Refugees Takes Lessons Far Beyond the Classroom

Theater Beat

Refugees finds shelter at the Bitter Truth Theatre's intimate Sweet Lies stage in a well-crafted playlet masquerading as a solo performance piece.

With its rapid-fire dialogue and minimal reliance on exposition, Stephanie Satie's script about a class in English as a second language could just as easily be delivered by an ensemble. Parlaying Satie's experiences teaching English to adult immigrants who fled repressive regimes into a thoughtful meditation on cultural identity, the work sidesteps the static inertia that too often plagues the monologue genre.

Anita Khanzadian's brisk direction effectively showcases Satie's versatility as she leaps from one clearly delineated character to the next. Her portraits ring with weight and authority across a wide gamut of voices and personalities, from a timid, abused Iranian housewife to an opinionated cab driver from Uzbekistan.

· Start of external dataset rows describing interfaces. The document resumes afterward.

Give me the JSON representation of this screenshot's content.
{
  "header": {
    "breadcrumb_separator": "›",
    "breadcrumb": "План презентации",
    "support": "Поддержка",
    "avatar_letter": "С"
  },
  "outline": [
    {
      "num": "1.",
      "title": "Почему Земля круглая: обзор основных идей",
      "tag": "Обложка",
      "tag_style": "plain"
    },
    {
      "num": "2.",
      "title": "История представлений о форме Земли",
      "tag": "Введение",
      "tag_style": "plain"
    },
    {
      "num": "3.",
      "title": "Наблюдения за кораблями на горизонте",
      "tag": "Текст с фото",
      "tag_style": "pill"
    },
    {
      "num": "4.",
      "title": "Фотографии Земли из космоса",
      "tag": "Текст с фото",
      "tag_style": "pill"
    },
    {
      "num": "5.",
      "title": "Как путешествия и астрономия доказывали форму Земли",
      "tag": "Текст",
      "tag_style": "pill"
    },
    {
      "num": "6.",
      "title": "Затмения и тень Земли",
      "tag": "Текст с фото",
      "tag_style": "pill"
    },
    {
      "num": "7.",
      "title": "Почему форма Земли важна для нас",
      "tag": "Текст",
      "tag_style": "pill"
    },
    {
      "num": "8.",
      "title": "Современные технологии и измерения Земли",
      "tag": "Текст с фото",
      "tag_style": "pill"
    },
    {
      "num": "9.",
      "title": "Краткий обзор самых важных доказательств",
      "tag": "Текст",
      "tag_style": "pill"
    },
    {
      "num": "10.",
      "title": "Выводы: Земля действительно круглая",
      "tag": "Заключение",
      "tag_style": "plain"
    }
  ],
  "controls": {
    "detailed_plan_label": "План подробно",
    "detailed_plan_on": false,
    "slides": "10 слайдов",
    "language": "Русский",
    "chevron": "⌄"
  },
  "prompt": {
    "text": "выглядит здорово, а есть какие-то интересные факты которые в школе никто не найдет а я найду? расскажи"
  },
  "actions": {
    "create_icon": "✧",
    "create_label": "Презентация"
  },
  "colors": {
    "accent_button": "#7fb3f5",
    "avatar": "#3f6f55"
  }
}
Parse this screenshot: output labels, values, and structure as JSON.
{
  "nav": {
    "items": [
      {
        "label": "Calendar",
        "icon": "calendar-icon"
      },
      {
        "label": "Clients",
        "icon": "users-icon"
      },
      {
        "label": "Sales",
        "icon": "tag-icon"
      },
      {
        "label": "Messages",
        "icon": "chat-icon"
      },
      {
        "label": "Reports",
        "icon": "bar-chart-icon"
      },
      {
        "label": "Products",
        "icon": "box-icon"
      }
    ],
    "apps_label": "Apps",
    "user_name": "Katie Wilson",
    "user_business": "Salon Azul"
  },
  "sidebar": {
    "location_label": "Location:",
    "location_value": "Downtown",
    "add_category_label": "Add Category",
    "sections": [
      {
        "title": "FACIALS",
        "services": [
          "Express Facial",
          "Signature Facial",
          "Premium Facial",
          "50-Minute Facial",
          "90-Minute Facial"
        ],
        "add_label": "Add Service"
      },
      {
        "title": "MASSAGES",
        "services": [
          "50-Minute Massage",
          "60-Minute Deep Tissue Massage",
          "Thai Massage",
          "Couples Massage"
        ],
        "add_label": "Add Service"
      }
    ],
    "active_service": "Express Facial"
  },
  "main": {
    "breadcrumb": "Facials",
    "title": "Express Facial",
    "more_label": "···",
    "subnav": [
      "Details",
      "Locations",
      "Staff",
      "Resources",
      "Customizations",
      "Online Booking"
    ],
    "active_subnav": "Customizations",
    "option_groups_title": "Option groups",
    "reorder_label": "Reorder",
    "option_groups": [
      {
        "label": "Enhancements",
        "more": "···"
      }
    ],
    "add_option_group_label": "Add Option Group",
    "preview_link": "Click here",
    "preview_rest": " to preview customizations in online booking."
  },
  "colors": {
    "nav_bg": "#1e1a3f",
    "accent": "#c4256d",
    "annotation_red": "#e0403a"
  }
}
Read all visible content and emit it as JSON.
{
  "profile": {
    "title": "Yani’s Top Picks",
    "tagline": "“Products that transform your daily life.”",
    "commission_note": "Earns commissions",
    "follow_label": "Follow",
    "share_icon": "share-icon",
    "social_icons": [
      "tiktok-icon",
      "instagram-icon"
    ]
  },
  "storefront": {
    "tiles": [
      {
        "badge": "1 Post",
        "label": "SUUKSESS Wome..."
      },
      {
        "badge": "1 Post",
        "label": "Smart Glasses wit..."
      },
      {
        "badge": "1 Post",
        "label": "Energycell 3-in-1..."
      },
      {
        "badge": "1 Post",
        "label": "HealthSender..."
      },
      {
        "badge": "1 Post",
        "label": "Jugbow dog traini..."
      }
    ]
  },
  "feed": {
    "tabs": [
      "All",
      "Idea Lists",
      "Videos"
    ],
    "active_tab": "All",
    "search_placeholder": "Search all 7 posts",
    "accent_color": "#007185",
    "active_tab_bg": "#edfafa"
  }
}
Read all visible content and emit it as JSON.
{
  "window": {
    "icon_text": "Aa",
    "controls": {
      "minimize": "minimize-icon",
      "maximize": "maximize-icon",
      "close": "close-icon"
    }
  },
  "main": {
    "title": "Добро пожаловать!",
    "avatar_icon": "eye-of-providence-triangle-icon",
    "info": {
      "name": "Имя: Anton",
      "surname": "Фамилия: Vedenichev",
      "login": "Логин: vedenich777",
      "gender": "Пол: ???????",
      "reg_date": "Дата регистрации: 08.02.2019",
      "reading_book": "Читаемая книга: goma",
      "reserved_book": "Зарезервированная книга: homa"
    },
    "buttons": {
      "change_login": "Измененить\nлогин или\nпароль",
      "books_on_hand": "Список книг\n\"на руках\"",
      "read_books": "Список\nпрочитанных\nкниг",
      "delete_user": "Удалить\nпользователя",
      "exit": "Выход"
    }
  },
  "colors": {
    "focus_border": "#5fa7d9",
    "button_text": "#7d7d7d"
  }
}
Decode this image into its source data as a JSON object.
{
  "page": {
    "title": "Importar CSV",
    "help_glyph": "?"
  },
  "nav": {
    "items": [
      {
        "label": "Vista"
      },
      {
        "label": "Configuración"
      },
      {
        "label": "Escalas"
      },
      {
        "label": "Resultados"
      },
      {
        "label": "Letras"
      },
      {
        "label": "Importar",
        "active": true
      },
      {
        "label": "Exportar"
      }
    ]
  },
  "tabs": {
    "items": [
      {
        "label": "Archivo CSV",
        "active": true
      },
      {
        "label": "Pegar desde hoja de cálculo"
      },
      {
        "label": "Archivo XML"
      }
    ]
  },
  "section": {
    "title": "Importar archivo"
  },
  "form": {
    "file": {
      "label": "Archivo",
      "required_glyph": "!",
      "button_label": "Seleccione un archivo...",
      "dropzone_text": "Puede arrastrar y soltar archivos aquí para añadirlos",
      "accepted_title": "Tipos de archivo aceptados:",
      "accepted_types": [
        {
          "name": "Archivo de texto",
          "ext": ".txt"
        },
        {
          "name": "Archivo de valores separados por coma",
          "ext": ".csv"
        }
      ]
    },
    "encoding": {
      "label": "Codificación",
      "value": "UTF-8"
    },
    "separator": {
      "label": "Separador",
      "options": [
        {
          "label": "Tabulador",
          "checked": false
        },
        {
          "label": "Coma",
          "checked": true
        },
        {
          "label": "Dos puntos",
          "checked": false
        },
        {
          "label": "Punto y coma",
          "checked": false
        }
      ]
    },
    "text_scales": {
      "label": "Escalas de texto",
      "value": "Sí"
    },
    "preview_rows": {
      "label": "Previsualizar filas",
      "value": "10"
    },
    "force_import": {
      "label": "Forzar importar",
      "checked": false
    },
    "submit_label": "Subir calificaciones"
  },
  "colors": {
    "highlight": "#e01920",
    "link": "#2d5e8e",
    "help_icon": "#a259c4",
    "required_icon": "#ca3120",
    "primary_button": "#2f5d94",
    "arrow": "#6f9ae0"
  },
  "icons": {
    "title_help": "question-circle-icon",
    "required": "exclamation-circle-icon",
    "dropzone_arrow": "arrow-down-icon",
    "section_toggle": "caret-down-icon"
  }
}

As they tell their stories, humor collides with tragedy - a mail-order bride from Moscow who holds a degree in divination admits she hasn't found much demand for this particular skill, while another Iranian chronicles a harrowing tale about the arbitrary execution of her pregnant mother.

Equally poignant is the students' effect on Satie's alter ego, the ESL instructor who's forced to confront her long-ignored east European Jewish roots and their legacy of repression. Attempting to intervene in her students' problems lands the teacher in both administrative and psychological hot water, but the story steers clear of melodrama by keeping its dramatic ambitions firmly grounded in real-world limits and possibilities. While making an important distinction between fanciful wishes and achievable hopes, Satie's touching play practices what she preaches.

- Philip Brandes